Segment Start: Record excerpts

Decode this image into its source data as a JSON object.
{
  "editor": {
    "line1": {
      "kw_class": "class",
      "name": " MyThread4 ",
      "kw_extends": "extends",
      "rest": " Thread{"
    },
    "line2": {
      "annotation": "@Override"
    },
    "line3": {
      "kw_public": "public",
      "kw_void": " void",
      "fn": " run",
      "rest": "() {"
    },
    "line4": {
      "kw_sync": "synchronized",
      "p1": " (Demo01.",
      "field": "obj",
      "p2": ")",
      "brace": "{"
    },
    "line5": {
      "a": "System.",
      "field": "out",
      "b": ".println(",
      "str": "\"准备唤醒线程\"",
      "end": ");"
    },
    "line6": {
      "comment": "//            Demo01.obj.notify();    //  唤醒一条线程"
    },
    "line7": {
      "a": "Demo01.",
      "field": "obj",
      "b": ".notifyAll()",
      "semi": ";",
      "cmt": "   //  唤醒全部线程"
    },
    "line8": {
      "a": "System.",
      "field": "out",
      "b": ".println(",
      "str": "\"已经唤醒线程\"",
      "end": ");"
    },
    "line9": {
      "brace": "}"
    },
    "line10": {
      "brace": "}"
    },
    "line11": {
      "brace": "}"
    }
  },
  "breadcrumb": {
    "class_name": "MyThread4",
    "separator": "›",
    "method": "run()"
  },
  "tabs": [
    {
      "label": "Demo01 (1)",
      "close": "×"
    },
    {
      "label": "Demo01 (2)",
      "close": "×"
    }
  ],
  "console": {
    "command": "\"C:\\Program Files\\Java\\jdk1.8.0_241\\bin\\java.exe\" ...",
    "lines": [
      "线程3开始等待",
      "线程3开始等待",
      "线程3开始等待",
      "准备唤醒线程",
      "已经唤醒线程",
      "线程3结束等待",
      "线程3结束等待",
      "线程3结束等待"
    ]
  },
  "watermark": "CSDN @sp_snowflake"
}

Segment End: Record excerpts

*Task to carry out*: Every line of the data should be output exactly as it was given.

*Answer to the exercise*:
Decode this image into its source data as a JSON object.
{
  "editor": {
    "line1": {
      "kw_class": "class",
      "name": " MyThread4 ",
      "kw_extends": "extends",
      "rest": " Thread{"
    },
    "line2": {
      "annotation": "@Override"
    },
    "line3": {
      "kw_public": "public",
      "kw_void": " void",
      "fn": " run",
      "rest": "() {"
    },
    "line4": {
      "kw_sync": "synchronized",
      "p1": " (Demo01.",
      "field": "obj",
      "p2": ")",
      "brace": "{"
    },
    "line5": {
      "a": "System.",
      "field": "out",
      "b": ".println(",
      "str": "\"准备唤醒线程\"",
      "end": ");"
    },
    "line6": {
      "comment": "//            Demo01.obj.notify();    //  唤醒一条线程"
    },
    "line7": {
      "a": "Demo01.",
      "field": "obj",
      "b": ".notifyAll()",
      "semi": ";",
      "cmt": "   //  唤醒全部线程"
    },
    "line8": {
      "a": "System.",
      "field": "out",
      "b": ".println(",
      "str": "\"已经唤醒线程\"",
      "end": ");"
    },
    "line9": {
      "brace": "}"
    },
    "line10": {
      "brace": "}"
    },
    "line11": {
      "brace": "}"
    }
  },
  "breadcrumb": {
    "class_name": "MyThread4",
    "separator": "›",
    "method": "run()"
  },
  "tabs": [
    {
      "label": "Demo01 (1)",
      "close": "×"
    },
    {
      "label": "Demo01 (2)",
      "close": "×"
    }
  ],
  "console": {
    "command": "\"C:\\Program Files\\Java\\jdk1.8.0_241\\bin\\java.exe\" ...",
    "lines": [
      "线程3开始等待",
      "线程3开始等待",
      "线程3开始等待",
      "准备唤醒线程",
      "已经唤醒线程",
      "线程3结束等待",
      "线程3结束等待",
      "线程3结束等待"
    ]
  },
  "watermark": "CSDN @sp_snowflake"
}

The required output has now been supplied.